→ Task requirements
Go through the lines below and tally those containing the string "docx". Respond with the number only.

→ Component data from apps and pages
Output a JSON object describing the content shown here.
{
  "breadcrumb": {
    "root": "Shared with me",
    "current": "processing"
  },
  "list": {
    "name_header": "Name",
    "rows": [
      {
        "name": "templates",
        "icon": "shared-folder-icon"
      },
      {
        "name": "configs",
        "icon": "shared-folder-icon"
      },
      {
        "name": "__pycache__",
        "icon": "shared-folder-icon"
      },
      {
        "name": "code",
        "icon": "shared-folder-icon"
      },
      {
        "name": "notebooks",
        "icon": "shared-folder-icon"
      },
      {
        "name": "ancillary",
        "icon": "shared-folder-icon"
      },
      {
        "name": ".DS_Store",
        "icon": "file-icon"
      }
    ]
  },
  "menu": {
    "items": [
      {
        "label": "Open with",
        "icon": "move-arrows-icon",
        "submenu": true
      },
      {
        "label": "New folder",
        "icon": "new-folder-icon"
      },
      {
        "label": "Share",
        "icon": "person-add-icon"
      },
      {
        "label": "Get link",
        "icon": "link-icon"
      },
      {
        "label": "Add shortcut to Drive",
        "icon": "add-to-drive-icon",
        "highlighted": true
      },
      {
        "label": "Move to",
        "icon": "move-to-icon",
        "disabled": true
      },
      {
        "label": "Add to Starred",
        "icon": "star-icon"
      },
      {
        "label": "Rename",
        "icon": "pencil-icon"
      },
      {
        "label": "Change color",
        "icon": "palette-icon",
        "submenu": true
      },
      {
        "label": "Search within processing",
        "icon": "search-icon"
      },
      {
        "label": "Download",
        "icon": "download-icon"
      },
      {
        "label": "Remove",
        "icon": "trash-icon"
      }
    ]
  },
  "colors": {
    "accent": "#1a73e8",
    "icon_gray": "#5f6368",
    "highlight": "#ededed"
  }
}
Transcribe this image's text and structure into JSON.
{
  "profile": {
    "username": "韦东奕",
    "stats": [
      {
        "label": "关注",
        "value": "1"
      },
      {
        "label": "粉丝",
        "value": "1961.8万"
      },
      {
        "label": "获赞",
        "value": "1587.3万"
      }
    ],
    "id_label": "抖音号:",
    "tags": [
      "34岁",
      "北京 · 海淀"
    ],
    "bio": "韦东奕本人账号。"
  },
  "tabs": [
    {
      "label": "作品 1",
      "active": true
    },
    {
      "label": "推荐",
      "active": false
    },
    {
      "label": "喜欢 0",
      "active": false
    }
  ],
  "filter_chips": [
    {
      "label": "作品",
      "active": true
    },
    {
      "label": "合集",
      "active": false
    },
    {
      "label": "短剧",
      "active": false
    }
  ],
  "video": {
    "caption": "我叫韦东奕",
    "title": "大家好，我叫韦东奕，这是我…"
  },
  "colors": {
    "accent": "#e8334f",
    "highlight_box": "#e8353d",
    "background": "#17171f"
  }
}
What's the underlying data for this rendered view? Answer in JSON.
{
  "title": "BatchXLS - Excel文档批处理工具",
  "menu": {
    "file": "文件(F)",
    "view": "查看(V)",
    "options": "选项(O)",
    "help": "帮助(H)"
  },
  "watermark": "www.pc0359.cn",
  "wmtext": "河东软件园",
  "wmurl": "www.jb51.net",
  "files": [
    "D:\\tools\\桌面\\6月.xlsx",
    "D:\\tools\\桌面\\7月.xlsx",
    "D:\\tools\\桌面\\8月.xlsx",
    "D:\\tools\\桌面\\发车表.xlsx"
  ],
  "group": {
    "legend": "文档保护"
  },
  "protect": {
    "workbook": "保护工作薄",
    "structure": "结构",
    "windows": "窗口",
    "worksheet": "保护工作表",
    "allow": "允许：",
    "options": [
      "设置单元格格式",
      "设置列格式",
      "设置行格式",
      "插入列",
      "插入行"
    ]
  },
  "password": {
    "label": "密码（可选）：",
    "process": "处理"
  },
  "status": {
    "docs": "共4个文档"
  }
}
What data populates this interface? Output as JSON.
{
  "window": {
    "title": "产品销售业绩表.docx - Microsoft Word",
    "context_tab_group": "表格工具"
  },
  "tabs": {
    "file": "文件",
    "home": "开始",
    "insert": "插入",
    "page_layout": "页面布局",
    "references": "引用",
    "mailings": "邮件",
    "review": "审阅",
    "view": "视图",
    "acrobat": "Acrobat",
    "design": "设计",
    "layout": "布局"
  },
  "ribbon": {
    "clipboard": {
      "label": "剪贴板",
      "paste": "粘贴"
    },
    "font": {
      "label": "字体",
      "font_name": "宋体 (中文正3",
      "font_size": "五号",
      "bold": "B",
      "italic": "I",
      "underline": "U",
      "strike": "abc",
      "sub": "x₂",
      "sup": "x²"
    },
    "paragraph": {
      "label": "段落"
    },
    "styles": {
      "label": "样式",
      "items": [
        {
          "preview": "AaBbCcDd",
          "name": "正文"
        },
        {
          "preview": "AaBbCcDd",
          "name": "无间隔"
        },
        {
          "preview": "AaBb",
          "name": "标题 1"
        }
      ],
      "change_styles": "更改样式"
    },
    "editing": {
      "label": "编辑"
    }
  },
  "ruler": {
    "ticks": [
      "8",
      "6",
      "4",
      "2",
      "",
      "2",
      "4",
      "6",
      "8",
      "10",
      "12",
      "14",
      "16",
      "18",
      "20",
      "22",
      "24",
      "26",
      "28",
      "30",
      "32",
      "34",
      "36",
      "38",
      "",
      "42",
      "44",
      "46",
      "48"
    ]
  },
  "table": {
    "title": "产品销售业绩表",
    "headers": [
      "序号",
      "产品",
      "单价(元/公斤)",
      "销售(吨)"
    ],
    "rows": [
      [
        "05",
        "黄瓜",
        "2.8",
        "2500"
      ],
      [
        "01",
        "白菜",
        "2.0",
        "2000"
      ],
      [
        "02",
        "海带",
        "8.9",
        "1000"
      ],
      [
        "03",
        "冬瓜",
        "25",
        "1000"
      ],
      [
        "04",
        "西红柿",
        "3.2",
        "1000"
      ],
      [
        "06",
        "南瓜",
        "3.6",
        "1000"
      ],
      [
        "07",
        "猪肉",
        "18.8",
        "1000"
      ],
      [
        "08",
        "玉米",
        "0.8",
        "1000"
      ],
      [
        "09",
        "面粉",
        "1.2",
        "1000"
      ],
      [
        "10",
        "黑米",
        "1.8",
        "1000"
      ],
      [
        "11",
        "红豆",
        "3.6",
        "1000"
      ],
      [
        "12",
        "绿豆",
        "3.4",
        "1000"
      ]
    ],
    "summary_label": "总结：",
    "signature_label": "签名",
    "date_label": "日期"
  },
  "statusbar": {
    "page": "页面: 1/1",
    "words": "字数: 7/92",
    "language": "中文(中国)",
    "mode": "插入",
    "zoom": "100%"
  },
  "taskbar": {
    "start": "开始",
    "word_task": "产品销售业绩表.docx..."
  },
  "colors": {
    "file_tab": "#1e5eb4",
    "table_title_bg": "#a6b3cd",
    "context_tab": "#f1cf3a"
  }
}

→ Task answer
2